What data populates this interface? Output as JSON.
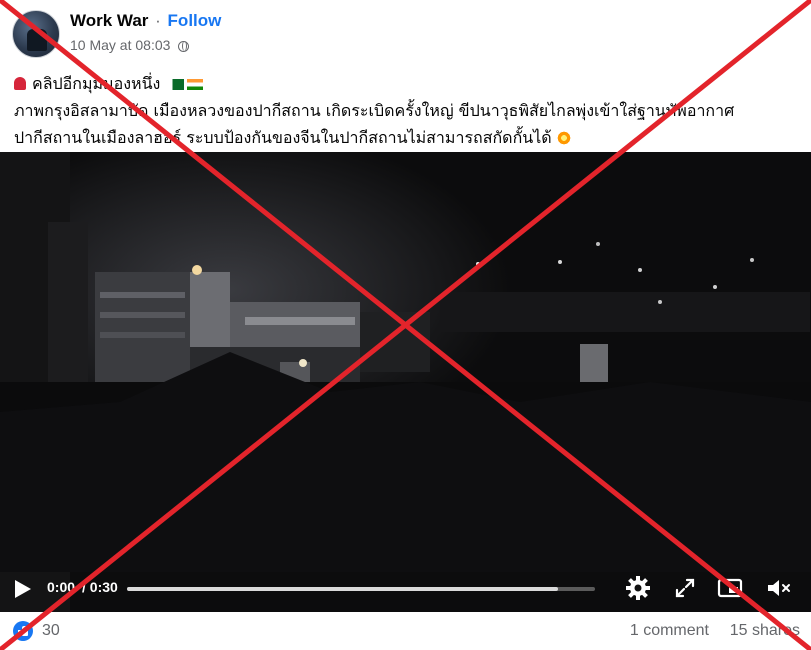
{
  "post": {
    "author": "Work War",
    "separator": "·",
    "follow_label": "Follow",
    "timestamp": "10 May at 08:03",
    "audience_icon": "globe-icon",
    "text_line1": "คลิปอีกมุมมองหนึ่ง",
    "text_line2": "ภาพกรุงอิสลามาบัด เมืองหลวงของปากีสถาน เกิดระเบิดครั้งใหญ่ ขีปนาวุธพิสัยไกลพุ่งเข้าใส่ฐานทัพอากาศ",
    "text_line3": "ปากีสถานในเมืองลาฮอร์ ระบบป้องกันของจีนในปากีสถานไม่สามารถสกัดกั้นได้",
    "emojis": [
      "siren",
      "flag-pakistan",
      "flag-india",
      "collision"
    ]
  },
  "video": {
    "current_time": "0:00",
    "duration": "/ 0:30",
    "progress_buffered": 0.92,
    "controls": [
      "play-icon",
      "settings-icon",
      "fullscreen-icon",
      "picture-in-picture-icon",
      "volume-icon"
    ]
  },
  "footer": {
    "reaction_count": "30",
    "comments": "1 comment",
    "shares": "15 shares"
  },
  "overlay": {
    "cross_color": "#e3242b"
  },
  "colors": {
    "link_blue": "#1877f2",
    "meta_gray": "#65676b"
  }
}
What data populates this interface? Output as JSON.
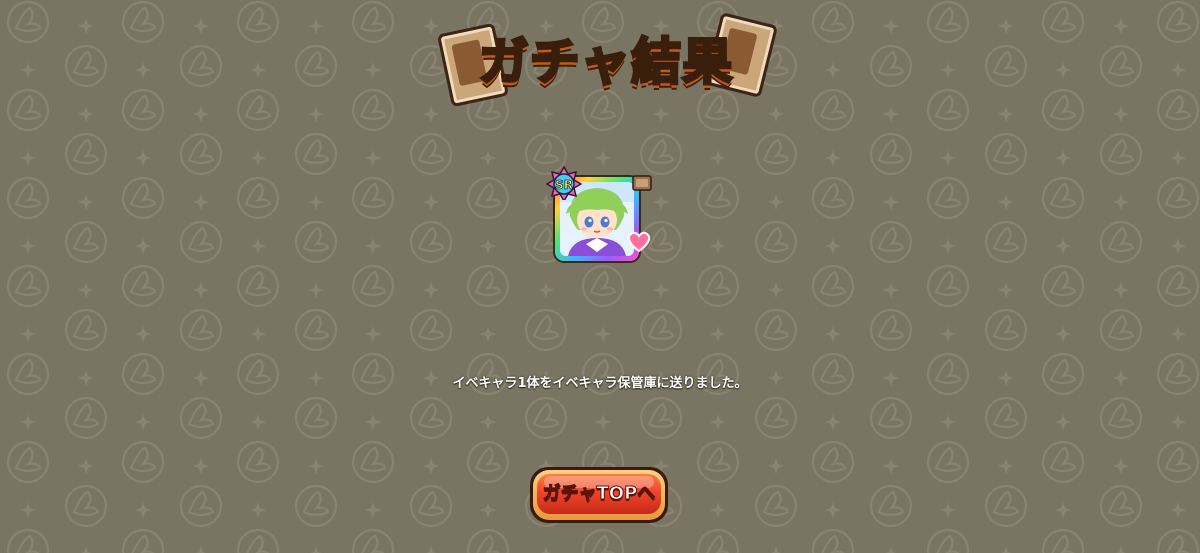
{
  "screen": {
    "title": "ガチャ結果",
    "background_color": "#7a7462",
    "pattern_color": "#8a8470"
  },
  "result": {
    "card_rarity": "SR",
    "message": "イベキャラ1体をイベキャラ保管庫に送りました。"
  },
  "actions": {
    "gacha_top_label": "ガチャTOPへ"
  },
  "icons": {
    "rarity_badge": "sr-rarity-badge-icon",
    "event_tag": "event-tag-icon",
    "heart": "heart-icon"
  },
  "colors": {
    "title_fill": "#ffd83a",
    "title_outline": "#3a1e0c",
    "button_face": "#e8402a",
    "button_rim": "#ffc45a",
    "message_text": "#ffffff"
  }
}
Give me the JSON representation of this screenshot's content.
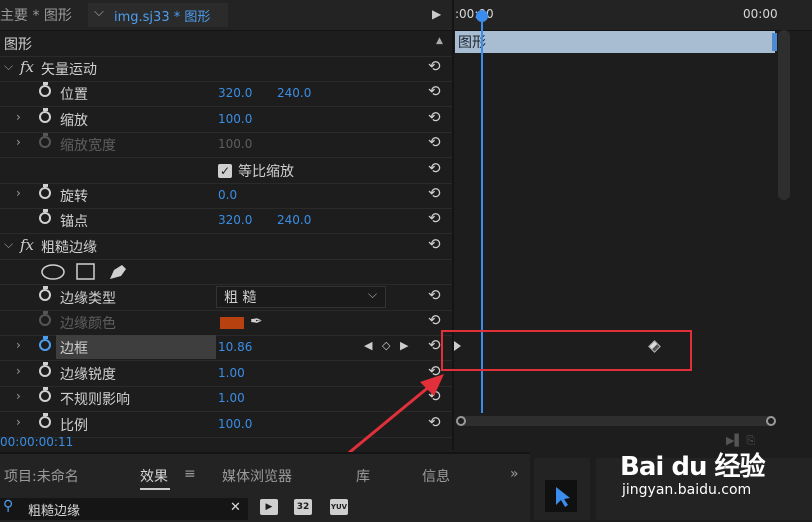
{
  "header": {
    "master_tab": "主要 * 图形",
    "clip_tab": "img.sj33 * 图形",
    "play_icon": "play-triangle"
  },
  "section_title": "图形",
  "properties": [
    {
      "kind": "group",
      "label": "矢量运动"
    },
    {
      "kind": "prop",
      "label": "位置",
      "values": [
        "320.0",
        "240.0"
      ]
    },
    {
      "kind": "prop",
      "label": "缩放",
      "values": [
        "100.0"
      ]
    },
    {
      "kind": "prop",
      "label": "缩放宽度",
      "values": [
        "100.0"
      ],
      "disabled": true
    },
    {
      "kind": "checkbox",
      "label": "等比缩放",
      "checked": true
    },
    {
      "kind": "prop",
      "label": "旋转",
      "values": [
        "0.0"
      ]
    },
    {
      "kind": "prop",
      "label": "锚点",
      "values": [
        "320.0",
        "240.0"
      ]
    },
    {
      "kind": "group",
      "label": "粗糙边缘"
    },
    {
      "kind": "masks",
      "icons": [
        "ellipse-mask-icon",
        "rectangle-mask-icon",
        "pen-mask-icon"
      ]
    },
    {
      "kind": "dropdown",
      "label": "边缘类型",
      "value": "粗 糙"
    },
    {
      "kind": "color",
      "label": "边缘颜色",
      "color": "#b8420f",
      "disabled": true
    },
    {
      "kind": "prop",
      "label": "边框",
      "values": [
        "10.86"
      ],
      "selected": true,
      "keyframed": true
    },
    {
      "kind": "prop",
      "label": "边缘锐度",
      "values": [
        "1.00"
      ]
    },
    {
      "kind": "prop",
      "label": "不规则影响",
      "values": [
        "1.00"
      ]
    },
    {
      "kind": "prop",
      "label": "比例",
      "values": [
        "100.0"
      ]
    }
  ],
  "timeline": {
    "start_time": ":00:00",
    "end_time": "00:00",
    "clip_label": "图形",
    "current_timecode": "00:00:00:11"
  },
  "bottom_panel": {
    "tabs": [
      "项目:未命名",
      "效果",
      "媒体浏览器",
      "库",
      "信息"
    ],
    "effects_menu_icon": "≡",
    "overflow": "»",
    "search_value": "粗糙边缘",
    "badges": [
      "32",
      "YUV"
    ]
  },
  "watermark": {
    "logo": "Bai du 经验",
    "url": "jingyan.baidu.com"
  },
  "colors": {
    "accent_blue": "#3a8ee6",
    "highlight_red": "#e2303a",
    "clip_fill": "#a9bdd2",
    "edge_color": "#b8420f"
  }
}
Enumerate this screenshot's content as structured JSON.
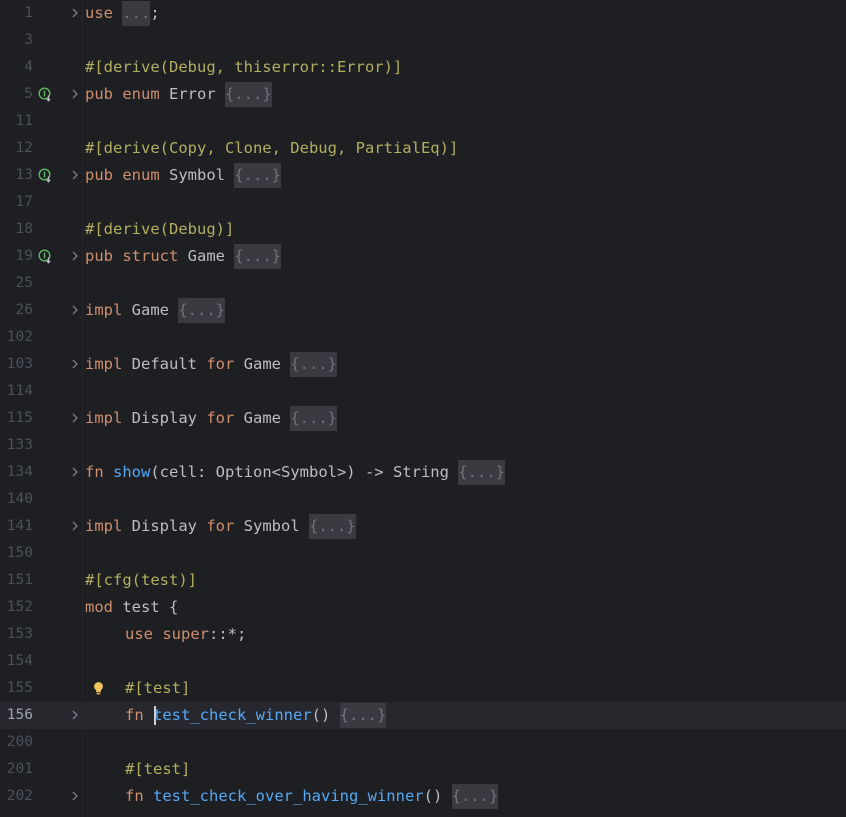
{
  "editor": {
    "lines": [
      {
        "num": "1",
        "tokens": [
          {
            "t": "use",
            "c": "kw"
          },
          {
            "t": " "
          },
          {
            "t": "...",
            "c": "fold-chip"
          },
          {
            "t": ";"
          }
        ],
        "fold": true
      },
      {
        "num": "3",
        "tokens": []
      },
      {
        "num": "4",
        "tokens": [
          {
            "t": "#[derive(Debug, thiserror::Error)]",
            "c": "attr"
          }
        ]
      },
      {
        "num": "5",
        "tokens": [
          {
            "t": "pub",
            "c": "kw"
          },
          {
            "t": " "
          },
          {
            "t": "enum",
            "c": "kw"
          },
          {
            "t": " Error "
          },
          {
            "t": "{...}",
            "c": "fold-chip"
          }
        ],
        "fold": true,
        "gutter_icon": "implemented-icon"
      },
      {
        "num": "11",
        "tokens": []
      },
      {
        "num": "12",
        "tokens": [
          {
            "t": "#[derive(Copy, Clone, Debug, PartialEq)]",
            "c": "attr"
          }
        ]
      },
      {
        "num": "13",
        "tokens": [
          {
            "t": "pub",
            "c": "kw"
          },
          {
            "t": " "
          },
          {
            "t": "enum",
            "c": "kw"
          },
          {
            "t": " Symbol "
          },
          {
            "t": "{...}",
            "c": "fold-chip"
          }
        ],
        "fold": true,
        "gutter_icon": "implemented-icon"
      },
      {
        "num": "17",
        "tokens": []
      },
      {
        "num": "18",
        "tokens": [
          {
            "t": "#[derive(Debug)]",
            "c": "attr"
          }
        ]
      },
      {
        "num": "19",
        "tokens": [
          {
            "t": "pub",
            "c": "kw"
          },
          {
            "t": " "
          },
          {
            "t": "struct",
            "c": "kw"
          },
          {
            "t": " Game "
          },
          {
            "t": "{...}",
            "c": "fold-chip"
          }
        ],
        "fold": true,
        "gutter_icon": "implemented-icon"
      },
      {
        "num": "25",
        "tokens": []
      },
      {
        "num": "26",
        "tokens": [
          {
            "t": "impl",
            "c": "kw"
          },
          {
            "t": " Game "
          },
          {
            "t": "{...}",
            "c": "fold-chip"
          }
        ],
        "fold": true
      },
      {
        "num": "102",
        "tokens": []
      },
      {
        "num": "103",
        "tokens": [
          {
            "t": "impl",
            "c": "kw"
          },
          {
            "t": " Default "
          },
          {
            "t": "for",
            "c": "kw"
          },
          {
            "t": " Game "
          },
          {
            "t": "{...}",
            "c": "fold-chip"
          }
        ],
        "fold": true
      },
      {
        "num": "114",
        "tokens": []
      },
      {
        "num": "115",
        "tokens": [
          {
            "t": "impl",
            "c": "kw"
          },
          {
            "t": " Display "
          },
          {
            "t": "for",
            "c": "kw"
          },
          {
            "t": " Game "
          },
          {
            "t": "{...}",
            "c": "fold-chip"
          }
        ],
        "fold": true
      },
      {
        "num": "133",
        "tokens": []
      },
      {
        "num": "134",
        "tokens": [
          {
            "t": "fn",
            "c": "kw"
          },
          {
            "t": " "
          },
          {
            "t": "show",
            "c": "fn"
          },
          {
            "t": "(cell: Option<Symbol>) -> String "
          },
          {
            "t": "{...}",
            "c": "fold-chip"
          }
        ],
        "fold": true
      },
      {
        "num": "140",
        "tokens": []
      },
      {
        "num": "141",
        "tokens": [
          {
            "t": "impl",
            "c": "kw"
          },
          {
            "t": " Display "
          },
          {
            "t": "for",
            "c": "kw"
          },
          {
            "t": " Symbol "
          },
          {
            "t": "{...}",
            "c": "fold-chip"
          }
        ],
        "fold": true
      },
      {
        "num": "150",
        "tokens": []
      },
      {
        "num": "151",
        "tokens": [
          {
            "t": "#[cfg(test)]",
            "c": "attr"
          }
        ]
      },
      {
        "num": "152",
        "tokens": [
          {
            "t": "mod",
            "c": "kw"
          },
          {
            "t": " test {"
          }
        ]
      },
      {
        "num": "153",
        "indent": true,
        "tokens": [
          {
            "t": "use",
            "c": "kw"
          },
          {
            "t": " "
          },
          {
            "t": "super",
            "c": "kw"
          },
          {
            "t": "::*;"
          }
        ]
      },
      {
        "num": "154",
        "tokens": []
      },
      {
        "num": "155",
        "indent": true,
        "tokens": [
          {
            "t": "#[test]",
            "c": "attr"
          }
        ],
        "gutter_icon": "lightbulb-icon"
      },
      {
        "num": "156",
        "indent": true,
        "current": true,
        "caret": true,
        "tokens": [
          {
            "t": "fn",
            "c": "kw"
          },
          {
            "t": " "
          },
          {
            "t": "test_check_winner",
            "c": "fn"
          },
          {
            "t": "() "
          },
          {
            "t": "{...}",
            "c": "fold-chip"
          }
        ],
        "fold": true
      },
      {
        "num": "200",
        "tokens": []
      },
      {
        "num": "201",
        "indent": true,
        "tokens": [
          {
            "t": "#[test]",
            "c": "attr"
          }
        ]
      },
      {
        "num": "202",
        "indent": true,
        "tokens": [
          {
            "t": "fn",
            "c": "kw"
          },
          {
            "t": " "
          },
          {
            "t": "test_check_over_having_winner",
            "c": "fn"
          },
          {
            "t": "() "
          },
          {
            "t": "{...}",
            "c": "fold-chip"
          }
        ],
        "fold": true
      }
    ]
  }
}
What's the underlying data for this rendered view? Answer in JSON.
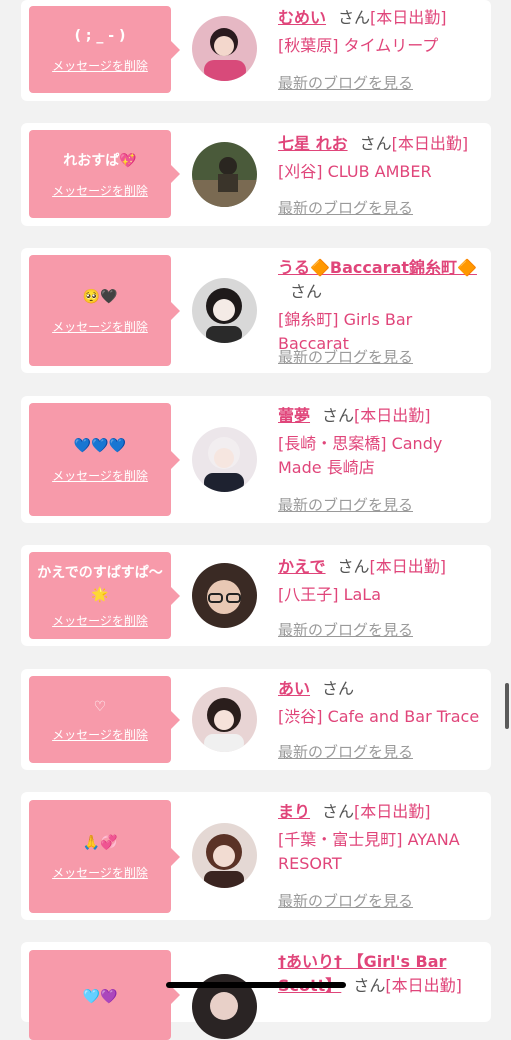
{
  "delete_label": "メッセージを削除",
  "blog_label": "最新のブログを見る",
  "san_suffix": "さん",
  "colors": {
    "bubble": "#f79aaa",
    "name": "#e0457a",
    "card": "#ffffff",
    "background": "#f2f2f2"
  },
  "cards": [
    {
      "message": "( ; _ - )",
      "name": "むめい",
      "status": "[本日出勤]",
      "shop": "[秋葉原] タイムリープ"
    },
    {
      "message": "れおすぱ💖",
      "name": "七星 れお",
      "status": "[本日出勤]",
      "shop": "[刈谷] CLUB AMBER"
    },
    {
      "message": "🥺🖤",
      "name": "うる🔶Baccarat錦糸町🔶",
      "status": "",
      "shop": "[錦糸町] Girls Bar Baccarat"
    },
    {
      "message": "💙💙💙",
      "name": "蕾夢",
      "status": "[本日出勤]",
      "shop": "[長崎・思案橋] Candy Made 長崎店"
    },
    {
      "message": "かえでのすぱすぱ〜🌟",
      "name": "かえで",
      "status": "[本日出勤]",
      "shop": "[八王子] LaLa"
    },
    {
      "message": "♡",
      "name": "あい",
      "status": "",
      "shop": "[渋谷] Cafe and Bar Trace"
    },
    {
      "message": "🙏💞",
      "name": "まり",
      "status": "[本日出勤]",
      "shop": "[千葉・富士見町] AYANA RESORT"
    },
    {
      "message": "🩵💜",
      "name": "†あいり† 【Girl's Bar Scott】",
      "status": "[本日出勤]",
      "shop": ""
    }
  ]
}
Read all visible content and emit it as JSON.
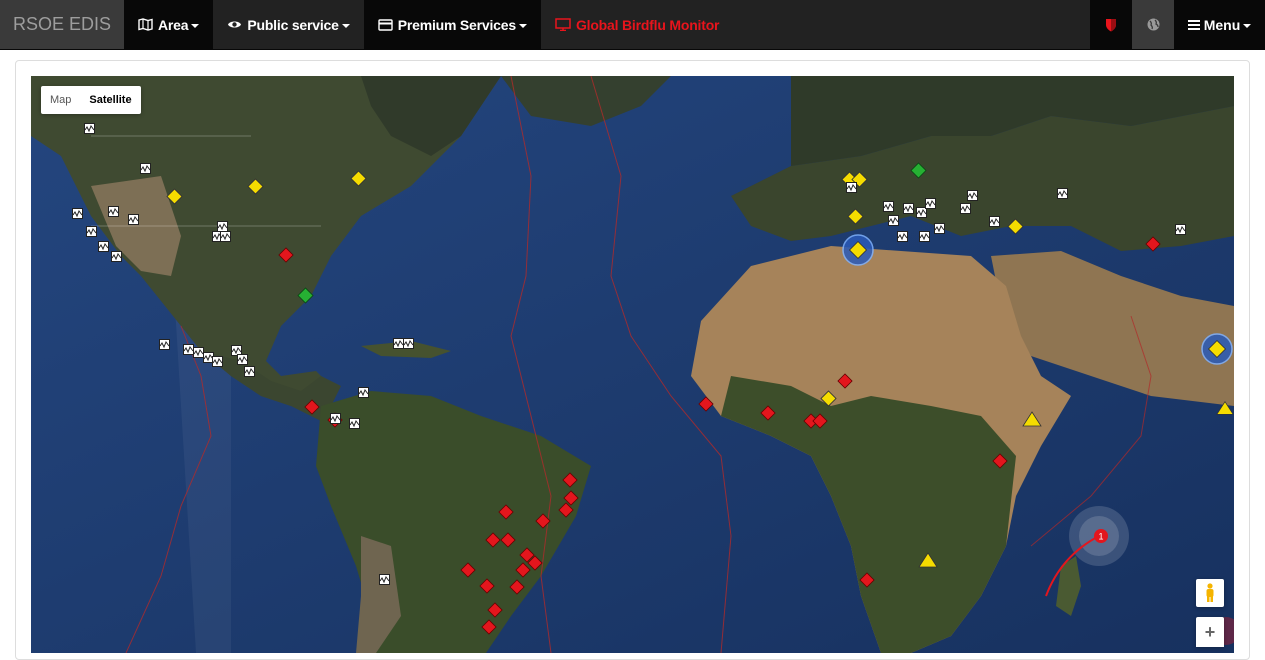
{
  "navbar": {
    "brand": "RSOE EDIS",
    "items": [
      {
        "label": "Area",
        "icon": "map-icon"
      },
      {
        "label": "Public service",
        "icon": "eye-icon"
      },
      {
        "label": "Premium Services",
        "icon": "card-icon"
      }
    ],
    "highlight": {
      "label": "Global Birdflu Monitor",
      "icon": "monitor-icon",
      "color": "#e8141c"
    },
    "menu_label": "Menu"
  },
  "map": {
    "type_buttons": [
      "Map",
      "Satellite"
    ],
    "active_type": "Satellite",
    "zoom_in": "+"
  },
  "colors": {
    "danger": "#e3161d",
    "warning": "#f5dc00",
    "ok": "#26b033",
    "ocean": "#1e3b6e"
  }
}
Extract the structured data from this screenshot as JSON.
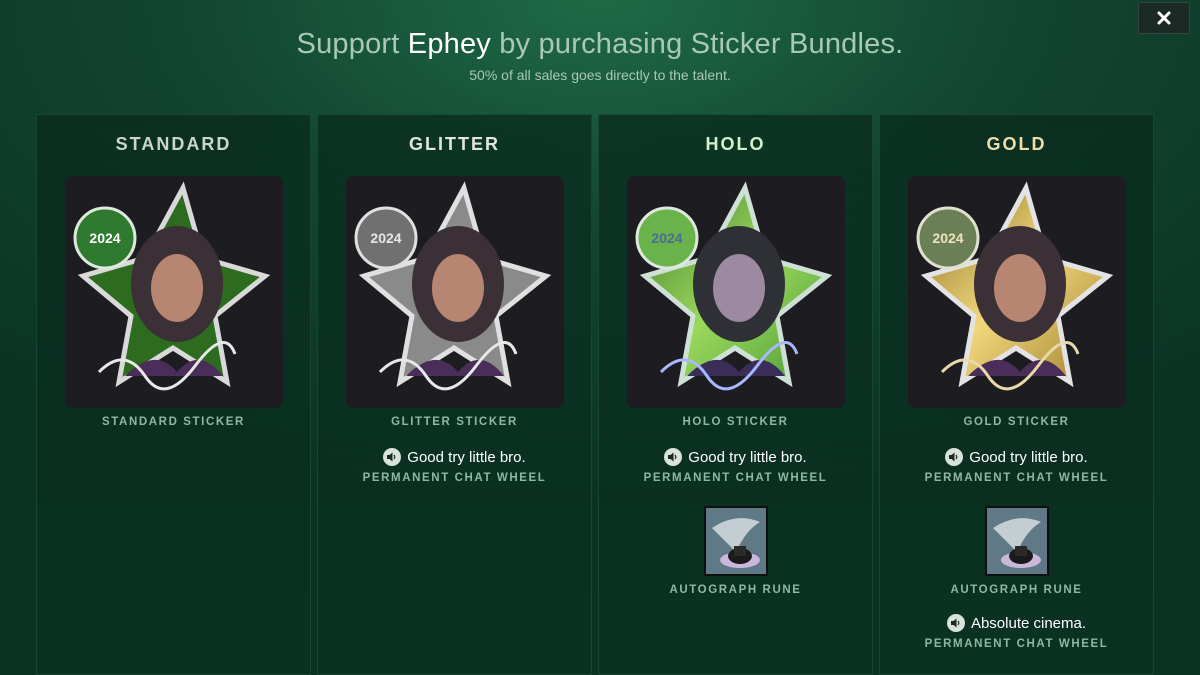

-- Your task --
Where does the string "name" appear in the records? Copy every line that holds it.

-- Reply --
    "name": "#e0457a",
      "name": "むめい",
      "name": "七星 れお",
      "name": "うる🔶Baccarat錦糸町🔶",
      "name": "蕾夢",
      "name": "かえで",
      "name": "あい",
      "name": "まり",
      "name": "†あいり† 【Girl's Bar Scott】",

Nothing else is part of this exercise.